TASK DETAILS: The job is to find each line in the entries holding the string "name" and copy that line.

GIVEN DATA:
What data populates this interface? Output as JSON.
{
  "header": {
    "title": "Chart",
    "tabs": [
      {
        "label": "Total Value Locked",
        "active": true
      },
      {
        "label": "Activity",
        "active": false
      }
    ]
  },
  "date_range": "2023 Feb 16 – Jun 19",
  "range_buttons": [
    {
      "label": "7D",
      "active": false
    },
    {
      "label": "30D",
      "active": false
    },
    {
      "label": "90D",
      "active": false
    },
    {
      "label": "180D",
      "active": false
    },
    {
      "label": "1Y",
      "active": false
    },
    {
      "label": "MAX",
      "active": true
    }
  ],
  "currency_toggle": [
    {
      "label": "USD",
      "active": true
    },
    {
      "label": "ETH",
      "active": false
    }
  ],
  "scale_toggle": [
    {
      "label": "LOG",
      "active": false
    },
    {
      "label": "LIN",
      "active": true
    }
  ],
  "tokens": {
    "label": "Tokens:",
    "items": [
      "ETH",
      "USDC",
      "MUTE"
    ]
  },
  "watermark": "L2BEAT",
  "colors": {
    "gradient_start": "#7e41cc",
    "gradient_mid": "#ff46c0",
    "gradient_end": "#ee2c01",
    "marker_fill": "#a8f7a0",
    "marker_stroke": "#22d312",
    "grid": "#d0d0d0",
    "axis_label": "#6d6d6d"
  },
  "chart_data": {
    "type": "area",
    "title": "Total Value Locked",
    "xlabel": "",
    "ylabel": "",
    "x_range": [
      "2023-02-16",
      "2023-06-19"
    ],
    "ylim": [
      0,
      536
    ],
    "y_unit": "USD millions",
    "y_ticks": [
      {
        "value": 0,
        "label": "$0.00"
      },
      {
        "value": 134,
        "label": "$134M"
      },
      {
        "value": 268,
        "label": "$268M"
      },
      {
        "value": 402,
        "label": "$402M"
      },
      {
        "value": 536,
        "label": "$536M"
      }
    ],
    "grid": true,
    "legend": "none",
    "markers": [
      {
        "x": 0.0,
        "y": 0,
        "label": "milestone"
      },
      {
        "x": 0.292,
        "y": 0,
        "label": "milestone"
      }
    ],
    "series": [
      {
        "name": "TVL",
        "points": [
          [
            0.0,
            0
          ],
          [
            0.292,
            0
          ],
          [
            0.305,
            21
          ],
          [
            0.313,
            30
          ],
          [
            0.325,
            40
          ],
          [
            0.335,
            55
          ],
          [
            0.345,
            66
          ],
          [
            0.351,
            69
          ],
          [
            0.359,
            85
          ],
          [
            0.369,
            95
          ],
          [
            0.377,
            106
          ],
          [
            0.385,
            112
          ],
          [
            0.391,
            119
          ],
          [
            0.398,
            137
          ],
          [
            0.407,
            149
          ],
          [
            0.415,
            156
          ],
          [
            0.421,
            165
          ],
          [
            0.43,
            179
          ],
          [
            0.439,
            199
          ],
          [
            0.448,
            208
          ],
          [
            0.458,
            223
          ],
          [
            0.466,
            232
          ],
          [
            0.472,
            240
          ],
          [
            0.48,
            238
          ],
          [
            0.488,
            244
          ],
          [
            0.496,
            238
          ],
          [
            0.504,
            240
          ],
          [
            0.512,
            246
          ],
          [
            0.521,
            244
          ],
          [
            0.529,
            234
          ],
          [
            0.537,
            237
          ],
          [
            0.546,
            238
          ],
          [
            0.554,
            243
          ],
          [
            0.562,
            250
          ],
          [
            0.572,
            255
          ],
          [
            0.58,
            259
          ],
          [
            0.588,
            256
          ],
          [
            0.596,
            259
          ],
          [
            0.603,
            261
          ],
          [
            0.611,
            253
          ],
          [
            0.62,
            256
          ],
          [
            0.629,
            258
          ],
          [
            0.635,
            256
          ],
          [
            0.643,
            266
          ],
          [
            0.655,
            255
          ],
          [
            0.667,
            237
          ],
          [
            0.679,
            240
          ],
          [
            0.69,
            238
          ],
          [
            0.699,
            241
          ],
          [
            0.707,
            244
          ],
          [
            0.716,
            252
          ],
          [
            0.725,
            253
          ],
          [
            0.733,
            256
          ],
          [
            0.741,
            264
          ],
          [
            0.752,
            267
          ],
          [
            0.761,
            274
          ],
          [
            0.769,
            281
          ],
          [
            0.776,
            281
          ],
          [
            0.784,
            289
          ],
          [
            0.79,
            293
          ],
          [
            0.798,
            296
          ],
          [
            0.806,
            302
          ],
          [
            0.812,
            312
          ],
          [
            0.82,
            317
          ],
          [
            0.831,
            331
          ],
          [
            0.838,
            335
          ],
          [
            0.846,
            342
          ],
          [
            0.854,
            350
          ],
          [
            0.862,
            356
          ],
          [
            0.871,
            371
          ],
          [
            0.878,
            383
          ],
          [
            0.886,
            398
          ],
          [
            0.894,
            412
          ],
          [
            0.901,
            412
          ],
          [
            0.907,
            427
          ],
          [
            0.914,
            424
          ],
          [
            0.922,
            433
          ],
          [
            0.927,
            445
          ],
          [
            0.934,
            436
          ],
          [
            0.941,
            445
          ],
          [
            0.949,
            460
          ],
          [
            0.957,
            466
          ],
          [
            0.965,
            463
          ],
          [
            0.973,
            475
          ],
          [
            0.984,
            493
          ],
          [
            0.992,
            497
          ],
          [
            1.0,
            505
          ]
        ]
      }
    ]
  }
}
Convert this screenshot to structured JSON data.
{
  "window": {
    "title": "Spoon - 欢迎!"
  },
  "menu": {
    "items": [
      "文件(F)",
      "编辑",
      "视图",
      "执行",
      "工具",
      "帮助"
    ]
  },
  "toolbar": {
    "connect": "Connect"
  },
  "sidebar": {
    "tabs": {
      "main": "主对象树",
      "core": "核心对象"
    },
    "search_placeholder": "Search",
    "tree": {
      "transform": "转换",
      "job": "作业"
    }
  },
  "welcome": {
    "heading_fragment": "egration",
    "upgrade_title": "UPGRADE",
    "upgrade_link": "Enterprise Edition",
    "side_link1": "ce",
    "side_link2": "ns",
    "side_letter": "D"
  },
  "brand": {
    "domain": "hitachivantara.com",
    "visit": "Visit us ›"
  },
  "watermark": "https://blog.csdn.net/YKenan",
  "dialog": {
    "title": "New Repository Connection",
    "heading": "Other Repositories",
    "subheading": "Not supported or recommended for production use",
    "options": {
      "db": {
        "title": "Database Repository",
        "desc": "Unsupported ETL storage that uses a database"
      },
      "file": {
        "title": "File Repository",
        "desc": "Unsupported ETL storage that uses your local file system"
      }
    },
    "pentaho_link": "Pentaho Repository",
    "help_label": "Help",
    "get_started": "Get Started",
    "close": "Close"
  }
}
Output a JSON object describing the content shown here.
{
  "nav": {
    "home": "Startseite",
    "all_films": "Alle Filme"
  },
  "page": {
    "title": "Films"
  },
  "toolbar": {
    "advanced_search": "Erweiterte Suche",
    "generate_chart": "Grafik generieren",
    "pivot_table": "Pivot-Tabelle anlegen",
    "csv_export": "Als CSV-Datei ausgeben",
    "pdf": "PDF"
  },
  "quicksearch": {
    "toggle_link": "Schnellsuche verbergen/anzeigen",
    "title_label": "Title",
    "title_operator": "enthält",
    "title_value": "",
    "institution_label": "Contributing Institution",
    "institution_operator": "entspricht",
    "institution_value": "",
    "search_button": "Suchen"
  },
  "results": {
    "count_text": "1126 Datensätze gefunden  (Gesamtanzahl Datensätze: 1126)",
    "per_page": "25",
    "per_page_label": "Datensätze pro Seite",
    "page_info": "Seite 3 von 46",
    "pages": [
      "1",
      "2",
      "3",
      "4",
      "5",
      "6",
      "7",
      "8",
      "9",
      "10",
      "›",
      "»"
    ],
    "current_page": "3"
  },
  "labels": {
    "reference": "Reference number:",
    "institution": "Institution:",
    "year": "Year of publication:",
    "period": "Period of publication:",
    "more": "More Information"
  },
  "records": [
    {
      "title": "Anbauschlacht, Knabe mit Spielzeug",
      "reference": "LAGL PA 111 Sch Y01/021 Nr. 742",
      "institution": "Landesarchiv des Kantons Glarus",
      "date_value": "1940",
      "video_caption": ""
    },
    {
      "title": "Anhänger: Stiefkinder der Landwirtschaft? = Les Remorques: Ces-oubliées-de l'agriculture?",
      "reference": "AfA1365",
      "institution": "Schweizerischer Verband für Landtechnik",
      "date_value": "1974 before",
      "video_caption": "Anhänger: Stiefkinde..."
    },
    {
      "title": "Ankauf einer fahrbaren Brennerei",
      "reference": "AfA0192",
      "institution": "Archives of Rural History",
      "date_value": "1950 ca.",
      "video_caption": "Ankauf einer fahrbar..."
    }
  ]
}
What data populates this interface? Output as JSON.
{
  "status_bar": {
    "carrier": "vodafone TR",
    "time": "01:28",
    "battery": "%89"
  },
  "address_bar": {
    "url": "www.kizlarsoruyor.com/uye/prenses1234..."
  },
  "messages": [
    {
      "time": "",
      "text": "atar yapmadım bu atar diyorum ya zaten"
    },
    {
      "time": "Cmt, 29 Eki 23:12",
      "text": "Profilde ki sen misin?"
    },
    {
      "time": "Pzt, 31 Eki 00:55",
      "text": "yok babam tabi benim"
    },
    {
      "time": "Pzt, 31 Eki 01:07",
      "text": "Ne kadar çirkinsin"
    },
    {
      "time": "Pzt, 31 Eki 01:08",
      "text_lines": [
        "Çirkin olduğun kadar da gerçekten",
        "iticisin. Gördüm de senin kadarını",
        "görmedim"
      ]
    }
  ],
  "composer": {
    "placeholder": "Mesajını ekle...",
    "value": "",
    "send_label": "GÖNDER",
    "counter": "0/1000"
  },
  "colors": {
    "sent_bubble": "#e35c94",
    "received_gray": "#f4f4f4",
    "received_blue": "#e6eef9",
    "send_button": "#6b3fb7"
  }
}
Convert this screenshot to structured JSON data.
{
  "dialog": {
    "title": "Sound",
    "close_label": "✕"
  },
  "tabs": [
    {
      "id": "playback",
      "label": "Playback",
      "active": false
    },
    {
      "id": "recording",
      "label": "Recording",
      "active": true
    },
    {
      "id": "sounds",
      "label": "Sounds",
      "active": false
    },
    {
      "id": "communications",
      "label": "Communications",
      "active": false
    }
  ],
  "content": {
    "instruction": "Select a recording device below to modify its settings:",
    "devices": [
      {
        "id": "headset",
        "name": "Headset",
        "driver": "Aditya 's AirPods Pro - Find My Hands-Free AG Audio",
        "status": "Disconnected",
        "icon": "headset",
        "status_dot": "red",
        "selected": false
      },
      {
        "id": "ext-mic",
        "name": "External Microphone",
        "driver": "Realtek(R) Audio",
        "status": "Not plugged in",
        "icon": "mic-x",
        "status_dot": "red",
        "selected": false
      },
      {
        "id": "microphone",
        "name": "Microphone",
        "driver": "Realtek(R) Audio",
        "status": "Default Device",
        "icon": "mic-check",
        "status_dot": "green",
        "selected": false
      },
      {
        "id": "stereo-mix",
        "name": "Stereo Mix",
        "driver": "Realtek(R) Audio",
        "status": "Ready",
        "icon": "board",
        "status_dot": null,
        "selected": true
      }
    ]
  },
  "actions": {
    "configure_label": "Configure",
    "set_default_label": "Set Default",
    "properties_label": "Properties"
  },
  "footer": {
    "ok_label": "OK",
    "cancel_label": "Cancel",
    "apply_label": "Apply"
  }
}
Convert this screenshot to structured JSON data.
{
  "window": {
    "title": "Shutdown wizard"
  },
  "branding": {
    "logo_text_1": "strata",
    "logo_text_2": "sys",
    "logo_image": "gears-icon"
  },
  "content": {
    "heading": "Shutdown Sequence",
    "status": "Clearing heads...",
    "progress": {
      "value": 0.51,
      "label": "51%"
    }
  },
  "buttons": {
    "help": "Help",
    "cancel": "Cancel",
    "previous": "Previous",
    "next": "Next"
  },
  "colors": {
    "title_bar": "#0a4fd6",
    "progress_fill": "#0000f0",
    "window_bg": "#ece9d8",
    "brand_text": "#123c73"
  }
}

ANSWER TO THE PROBLEM:
        "name": "TVL",
        "name": "Headset",
        "name": "External Microphone",
        "name": "Microphone",
        "name": "Stereo Mix",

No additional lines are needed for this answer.